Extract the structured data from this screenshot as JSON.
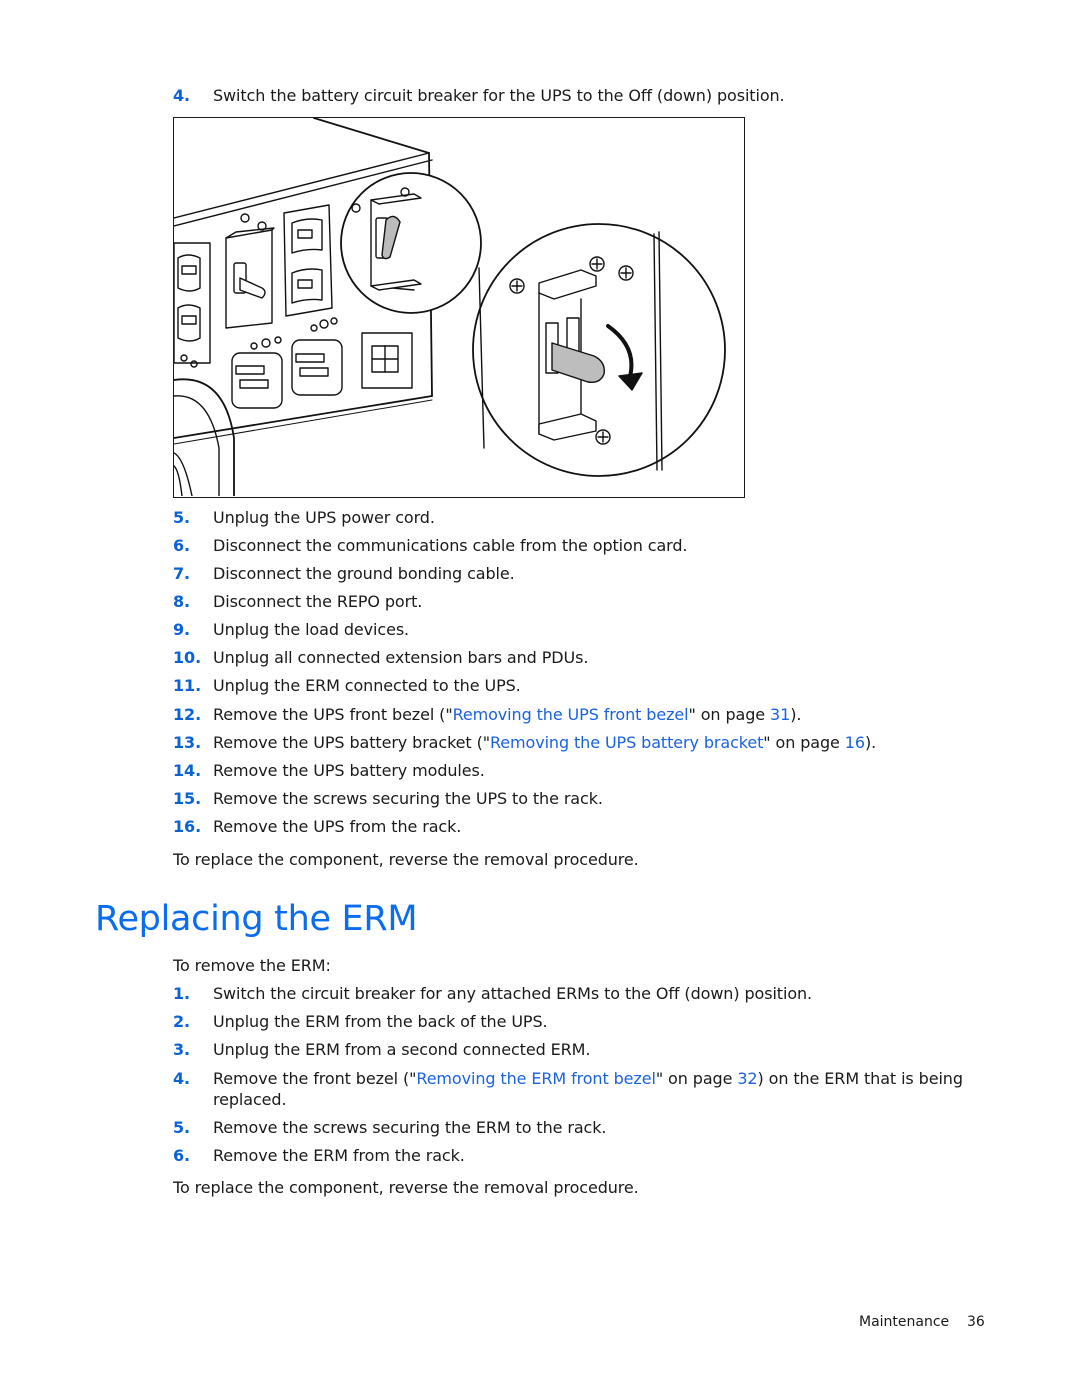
{
  "steps_top": [
    {
      "num": "4.",
      "text": "Switch the battery circuit breaker for the UPS to the Off (down) position."
    }
  ],
  "figure": {
    "description": "UPS rear panel with battery circuit breaker magnified, arrow showing switch moved to Off (down) position",
    "icons": [
      "ups-rear-panel",
      "circuit-breaker-toggle",
      "rotate-down-arrow",
      "magnifier-circle"
    ]
  },
  "steps_ups": [
    {
      "num": "5.",
      "text": "Unplug the UPS power cord."
    },
    {
      "num": "6.",
      "text": "Disconnect the communications cable from the option card."
    },
    {
      "num": "7.",
      "text": "Disconnect the ground bonding cable."
    },
    {
      "num": "8.",
      "text": "Disconnect the REPO port."
    },
    {
      "num": "9.",
      "text": "Unplug the load devices."
    },
    {
      "num": "10.",
      "text": "Unplug all connected extension bars and PDUs."
    },
    {
      "num": "11.",
      "text": "Unplug the ERM connected to the UPS."
    },
    {
      "num": "12.",
      "pre": "Remove the UPS front bezel (\"",
      "link": "Removing the UPS front bezel",
      "mid": "\" on page ",
      "page": "31",
      "post": ")."
    },
    {
      "num": "13.",
      "pre": "Remove the UPS battery bracket (\"",
      "link": "Removing the UPS battery bracket",
      "mid": "\" on page ",
      "page": "16",
      "post": ")."
    },
    {
      "num": "14.",
      "text": "Remove the UPS battery modules."
    },
    {
      "num": "15.",
      "text": "Remove the screws securing the UPS to the rack."
    },
    {
      "num": "16.",
      "text": "Remove the UPS from the rack."
    }
  ],
  "replace_note_1": "To replace the component, reverse the removal procedure.",
  "section": {
    "heading": "Replacing the ERM",
    "intro": "To remove the ERM:",
    "steps": [
      {
        "num": "1.",
        "text": "Switch the circuit breaker for any attached ERMs to the Off (down) position."
      },
      {
        "num": "2.",
        "text": "Unplug the ERM from the back of the UPS."
      },
      {
        "num": "3.",
        "text": "Unplug the ERM from a second connected ERM."
      },
      {
        "num": "4.",
        "pre": "Remove the front bezel (\"",
        "link": "Removing the ERM front bezel",
        "mid": "\" on page ",
        "page": "32",
        "post": ") on the ERM that is being",
        "line2": "replaced."
      },
      {
        "num": "5.",
        "text": "Remove the screws securing the ERM to the rack."
      },
      {
        "num": "6.",
        "text": "Remove the ERM from the rack."
      }
    ],
    "replace_note": "To replace the component, reverse the removal procedure."
  },
  "footer": {
    "section": "Maintenance",
    "page": "36"
  },
  "colors": {
    "heading": "#0a6cf0",
    "step_number": "#0a63d6",
    "link": "#1a63e0",
    "text": "#1a1a1a"
  }
}
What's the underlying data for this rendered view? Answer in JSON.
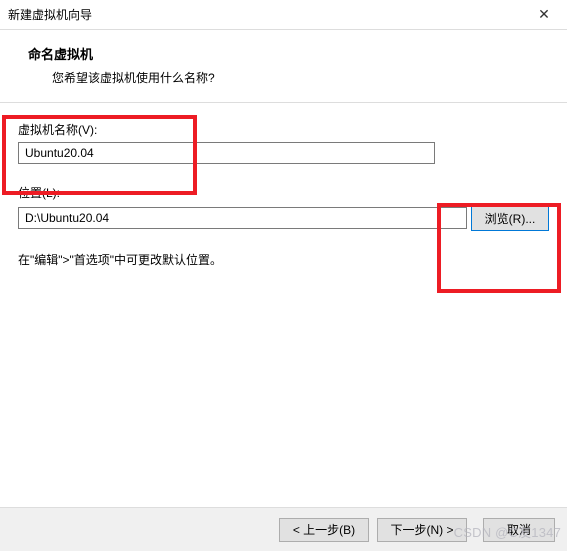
{
  "window": {
    "title": "新建虚拟机向导",
    "close_label": "✕"
  },
  "header": {
    "title": "命名虚拟机",
    "subtitle": "您希望该虚拟机使用什么名称?"
  },
  "fields": {
    "vm_name": {
      "label": "虚拟机名称(V):",
      "value": "Ubuntu20.04"
    },
    "location": {
      "label": "位置(L):",
      "value": "D:\\Ubuntu20.04",
      "browse_label": "浏览(R)..."
    }
  },
  "hint": "在\"编辑\">\"首选项\"中可更改默认位置。",
  "buttons": {
    "back": "< 上一步(B)",
    "next": "下一步(N) >",
    "cancel": "取消"
  },
  "watermark": "CSDN @C友1347"
}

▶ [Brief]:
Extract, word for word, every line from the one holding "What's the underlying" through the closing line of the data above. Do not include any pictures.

▶ [The completed task]:
What's the underlying data for this rendered view? Answer in JSON.
{
  "window": {
    "title": "新建虚拟机向导",
    "close_label": "✕"
  },
  "header": {
    "title": "命名虚拟机",
    "subtitle": "您希望该虚拟机使用什么名称?"
  },
  "fields": {
    "vm_name": {
      "label": "虚拟机名称(V):",
      "value": "Ubuntu20.04"
    },
    "location": {
      "label": "位置(L):",
      "value": "D:\\Ubuntu20.04",
      "browse_label": "浏览(R)..."
    }
  },
  "hint": "在\"编辑\">\"首选项\"中可更改默认位置。",
  "buttons": {
    "back": "< 上一步(B)",
    "next": "下一步(N) >",
    "cancel": "取消"
  },
  "watermark": "CSDN @C友1347"
}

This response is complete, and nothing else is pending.